McGinn joined Great North in August 2022 as a Bank of America Foundation fellow, a public interest legal fellowship granted annually to members of the Notre Dame Law graduating class. She began to work on Rhodes’ case and was tasked with writing the memorandum in support of post-conviction relief based on a Brady claim.
Eventually, according to Notre Dame Law, “Under an agreement with the prosecutor, the state district court vacated Rhodes’ first- and second-degree murder convictions. However, he will have a second-degree manslaughter conviction on his record for driving his boat in a negligent manner. The manslaughter charge would have required him to serve about two and a half years in prison — one-tenth of the amount of time he actually ended up serving.”
“I look forward to hugging my sons Eric and Jason, being a good grandfather to my six wonderful grandkids, and having time to create new memories with family and friends,” Rhodes said in a news release.
Rhodes did, in fact, get to hug his sons — who were 9 and 14 time at the time of the accident — when he was released on Jan. 13. He is the first person to be freed via Minnesota’s CRU.
“We went to a restaurant, and it was great to see him ordering a burger and getting the first bite of food and telling stories about his time in prison, where he did a lot of training of dogs, local dog training programs, and talking about his plans for spending time with his family and getting his own place, and talking about the developments in technology and the iPhone,” McGinn said. “It was all just so joyous and everyone was smiling. I think there were a lot of tears shed by everyone.”
Prior to joining Great North, McGinn knew she wanted to have a career in public interest law.
“Doing something in government work or legal aid or working at a nonprofit — that’s a big reason why I chose to go to Notre Dame, because they had funding opportunities for students like myself who wanted to go into public interest careers,” McGinn said.
McGinn is the first fellow to work with Great North and only the third attorney on the small staff.
“Anna conceived of this whole thing herself and came to us with the idea fully baked already,” James Mayer, staff attorney at Great North, said of McGinn’s fellowship with the project. “She figured out that this was something that she wanted to do, she put together the idea and the proposal, she got the funding approved and then approached us. We were delighted with the idea that we could have a smart, recent graduate from a good law school helping on our cases with funding from Bank of America.
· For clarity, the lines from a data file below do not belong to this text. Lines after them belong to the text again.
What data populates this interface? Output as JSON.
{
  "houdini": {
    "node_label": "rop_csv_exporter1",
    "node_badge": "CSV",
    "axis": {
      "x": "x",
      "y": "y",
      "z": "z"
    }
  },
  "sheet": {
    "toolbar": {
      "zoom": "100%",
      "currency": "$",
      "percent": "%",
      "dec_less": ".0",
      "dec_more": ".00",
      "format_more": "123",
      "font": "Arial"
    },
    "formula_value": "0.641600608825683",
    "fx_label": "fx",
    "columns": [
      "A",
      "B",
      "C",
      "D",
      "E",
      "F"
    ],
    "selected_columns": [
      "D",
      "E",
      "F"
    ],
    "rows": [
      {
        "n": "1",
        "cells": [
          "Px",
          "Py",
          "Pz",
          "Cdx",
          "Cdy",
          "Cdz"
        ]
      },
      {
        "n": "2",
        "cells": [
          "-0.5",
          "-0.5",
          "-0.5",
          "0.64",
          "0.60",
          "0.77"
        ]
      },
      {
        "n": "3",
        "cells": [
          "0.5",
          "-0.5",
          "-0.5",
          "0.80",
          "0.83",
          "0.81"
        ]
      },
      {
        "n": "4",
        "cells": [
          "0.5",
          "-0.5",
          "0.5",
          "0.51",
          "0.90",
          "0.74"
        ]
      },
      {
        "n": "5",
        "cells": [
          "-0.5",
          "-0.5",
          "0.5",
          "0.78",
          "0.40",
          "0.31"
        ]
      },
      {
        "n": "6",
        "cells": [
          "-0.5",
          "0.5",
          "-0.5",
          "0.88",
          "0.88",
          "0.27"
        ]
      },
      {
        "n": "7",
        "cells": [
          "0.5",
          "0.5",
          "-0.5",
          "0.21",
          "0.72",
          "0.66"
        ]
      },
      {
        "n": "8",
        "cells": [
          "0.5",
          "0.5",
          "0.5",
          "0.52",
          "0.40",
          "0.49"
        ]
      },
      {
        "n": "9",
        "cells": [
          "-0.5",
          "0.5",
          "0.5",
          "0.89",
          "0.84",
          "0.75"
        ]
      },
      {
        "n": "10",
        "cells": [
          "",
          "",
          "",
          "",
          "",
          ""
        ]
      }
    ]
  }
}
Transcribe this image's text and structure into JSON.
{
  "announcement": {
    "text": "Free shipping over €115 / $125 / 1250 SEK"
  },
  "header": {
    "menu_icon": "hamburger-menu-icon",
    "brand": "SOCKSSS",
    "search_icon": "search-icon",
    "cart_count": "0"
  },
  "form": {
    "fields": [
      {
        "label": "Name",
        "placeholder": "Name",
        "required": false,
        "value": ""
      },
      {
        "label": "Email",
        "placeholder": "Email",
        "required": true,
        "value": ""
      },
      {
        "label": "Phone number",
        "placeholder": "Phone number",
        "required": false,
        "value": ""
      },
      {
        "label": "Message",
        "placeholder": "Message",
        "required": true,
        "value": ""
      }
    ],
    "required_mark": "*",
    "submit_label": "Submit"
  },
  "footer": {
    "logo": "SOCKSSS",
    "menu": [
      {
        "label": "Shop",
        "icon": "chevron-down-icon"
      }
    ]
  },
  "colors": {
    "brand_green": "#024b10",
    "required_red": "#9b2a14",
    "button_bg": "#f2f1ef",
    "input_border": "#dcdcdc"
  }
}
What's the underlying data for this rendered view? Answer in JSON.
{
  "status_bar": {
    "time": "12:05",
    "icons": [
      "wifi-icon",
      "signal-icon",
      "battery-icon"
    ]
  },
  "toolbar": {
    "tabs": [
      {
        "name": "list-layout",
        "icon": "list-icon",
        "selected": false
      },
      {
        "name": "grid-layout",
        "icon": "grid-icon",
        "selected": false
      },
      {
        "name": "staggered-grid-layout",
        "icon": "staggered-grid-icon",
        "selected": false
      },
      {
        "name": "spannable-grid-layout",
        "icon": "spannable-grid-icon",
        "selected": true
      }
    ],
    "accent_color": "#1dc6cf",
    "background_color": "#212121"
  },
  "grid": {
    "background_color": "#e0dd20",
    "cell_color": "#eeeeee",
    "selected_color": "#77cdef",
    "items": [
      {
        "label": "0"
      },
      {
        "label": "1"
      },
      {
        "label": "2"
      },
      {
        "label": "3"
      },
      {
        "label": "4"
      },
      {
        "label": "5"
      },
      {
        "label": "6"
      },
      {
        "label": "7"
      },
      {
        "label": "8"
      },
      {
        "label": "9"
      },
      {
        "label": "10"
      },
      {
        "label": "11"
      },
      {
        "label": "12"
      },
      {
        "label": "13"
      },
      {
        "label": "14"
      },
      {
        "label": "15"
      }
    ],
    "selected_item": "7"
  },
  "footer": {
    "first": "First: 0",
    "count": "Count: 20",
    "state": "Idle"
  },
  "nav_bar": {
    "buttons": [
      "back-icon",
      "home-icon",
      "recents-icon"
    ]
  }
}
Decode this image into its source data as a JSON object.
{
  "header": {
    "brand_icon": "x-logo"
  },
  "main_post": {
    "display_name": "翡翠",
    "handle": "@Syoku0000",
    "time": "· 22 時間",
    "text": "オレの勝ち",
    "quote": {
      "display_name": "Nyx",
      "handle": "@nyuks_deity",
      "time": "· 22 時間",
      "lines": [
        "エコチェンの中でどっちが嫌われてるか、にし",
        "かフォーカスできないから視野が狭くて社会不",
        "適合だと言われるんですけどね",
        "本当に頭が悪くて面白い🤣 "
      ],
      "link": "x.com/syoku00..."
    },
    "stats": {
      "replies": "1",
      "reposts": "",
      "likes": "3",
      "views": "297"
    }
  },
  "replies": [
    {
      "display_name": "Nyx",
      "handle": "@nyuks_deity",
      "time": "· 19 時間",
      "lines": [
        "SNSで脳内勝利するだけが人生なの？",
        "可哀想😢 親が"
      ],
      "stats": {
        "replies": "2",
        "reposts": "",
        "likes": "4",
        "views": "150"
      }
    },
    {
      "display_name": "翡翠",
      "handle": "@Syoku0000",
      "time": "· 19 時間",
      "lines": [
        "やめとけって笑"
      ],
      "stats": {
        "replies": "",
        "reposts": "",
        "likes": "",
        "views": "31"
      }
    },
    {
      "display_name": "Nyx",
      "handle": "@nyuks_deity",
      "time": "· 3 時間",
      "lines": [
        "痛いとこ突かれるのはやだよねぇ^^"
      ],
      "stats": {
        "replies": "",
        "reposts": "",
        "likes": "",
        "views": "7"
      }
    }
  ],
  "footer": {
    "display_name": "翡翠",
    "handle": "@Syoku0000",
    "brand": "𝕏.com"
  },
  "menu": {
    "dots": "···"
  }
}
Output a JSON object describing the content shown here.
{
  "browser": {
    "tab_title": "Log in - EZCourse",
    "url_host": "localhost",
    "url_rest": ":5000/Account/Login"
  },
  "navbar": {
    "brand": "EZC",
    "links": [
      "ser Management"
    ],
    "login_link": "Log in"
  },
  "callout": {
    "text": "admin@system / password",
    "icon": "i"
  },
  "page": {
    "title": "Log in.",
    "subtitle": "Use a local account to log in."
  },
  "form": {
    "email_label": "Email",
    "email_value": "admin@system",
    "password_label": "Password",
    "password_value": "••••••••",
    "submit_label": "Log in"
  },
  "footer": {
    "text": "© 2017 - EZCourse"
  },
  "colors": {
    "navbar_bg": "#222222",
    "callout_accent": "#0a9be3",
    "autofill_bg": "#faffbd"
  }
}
It’s impossible to say no to, and so far it’s been hugely successful.
“I can’t imagine getting through the last six months or so without her training,” Mayer added. “We’ve had so much legal work to do with it. She’s been an enormous help.”
Andrew Markquart, the other staff attorney at Great North, shared a similar sentiment.
“She dove in with both feet right away and has been doing really outstanding work,” Markquadt said. “And she’s got a really great combination of empathy and intellect — just a real, real passion for people and for justice, and is also just very, very smart.”
McGinn’s fellowship funding only lasts for two years. After that, she said, she’s not sure yet what comes next.
“Following this, I think I will want to stay in criminal law and probably work on public defense work,” she said. “But for this fellowship, it’s been a great opportunity for me to learn from some really great lawyers doing really important work.”•